On Leadership. I want to be able to lead by example by being a servant leader. Some of the work we do can be tedious and somewhat boring to be frank. Thought I may despise that as much as anyone, I know that it is necessary. Therefore, I recognize I must do what I ask my team to do. Accountability, integrity, teachability, and humility are all the traits I want in a leader. I try to embody those qualities as such I surround myself with people who hold me accountable to them. I want to significantly decrease the chance that at any point I would lead with arrogance or obstinance.

The work we do is not for everybody. Identifying an innovation that works and has appreciable impact, is wonderful and fun. That said, getting to that point requires a lot of tenacity, patience, grit, and humility. Being an effective leader requires a core team in which to lead. Patrick Lencioni calls the ideal team player, which could apply to an ideal leader that they are hungry, humble, and smart. As a leader, we must care deeply about serving veterans and addressing the problems they face.

On Using XR in Chronic Pain Management. We are overseeing two different chronic pain-specific related implementations. Let me highlight one that is for at‑home chronic low back pain management. These projects are funded by different offices in the VA. We contribute the immersive technology to these projects. For example, our collaboration with the Office of Pain Management combats Veterans’ chronic pain by increasing access to at-home virtual reality sessions that teach the skills needed to better manage chronic pain. The approach allows veterans to effectively treat chronic pain symptoms from the comfort of their own homes without compromising the effectiveness of their care. It also decreases reliance on pharmacological modalities, significantly reducing the possibility of addiction.  

On the VA Immersive Summit. We look forward to the VA Immersive Summit each year because it's where everyone comes together -- VA staff and executives, our collaborators from industry and academia, and most importantly veterans themselves who have benefited from this technology and our efforts. 

Our last summit was August of 2023. We had over 200 people in person with more than 500 joining us online. It is two and a half days of hearing from veterans and staff, telling stories, and then getting a sense of what’s next. The consensus at the end of that summit was everybody wanted more access to this technology. They want more training and education both for veterans and for staff on how to use the technology and then more data on how we best to implement it going forward.

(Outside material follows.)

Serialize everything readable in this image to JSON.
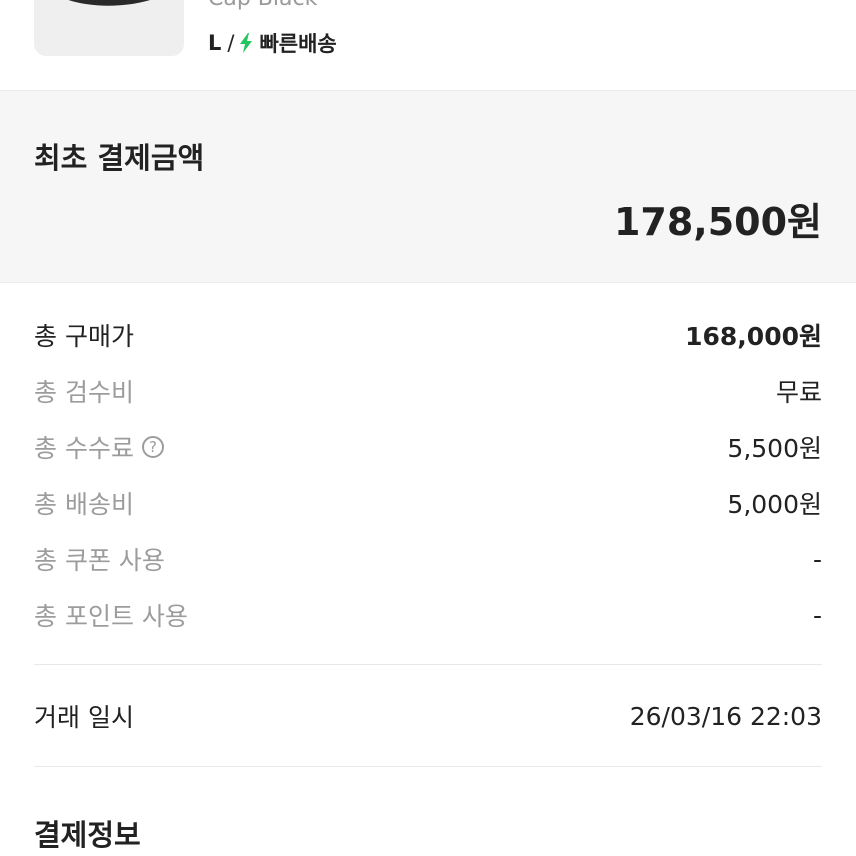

On the Future. We've heard repeatedly that VA is the global leader of clinical implementation of immersive technology. We're excited about it. We believe in VA's ability to effect change. We want to use our size and scale to transform global healthcare. We also think this helps us to attract and retain the best and brightest because there are real opportunities to do life‑changing things within VA. 

I would also like to highlight some other accomplishments. The Innovation Ecosystem has partnered with the field to embed physical therapy into primary care -- an effort that sets the example for other transformational care models. The Center for Care and Payment Innovation is designed to test and evaluate innovation in the business and care model space. SimLEARN, which is all about improving the quality of health care services for America’s Veterans through the application of simulation-based learning strategies to clinical workforce development. It launched the SimVET program, where they are looking at emerging technologies and evaluating them in a simulated environment to ensure safety for whatever touches a patient. Advanced manufacturing received VA's first compassionate use designation from the FDA for a Gio stent, a 3D-printed hearing device, that was designed for a South Carolina veteran with a rare form of hearing loss, who got to name it. It is named after his grandson. These are just a handful of accomplishment, but VA has vast potential to lead and define healthcare innovation. I'm looking forward to seeing what that looks like as we move forward.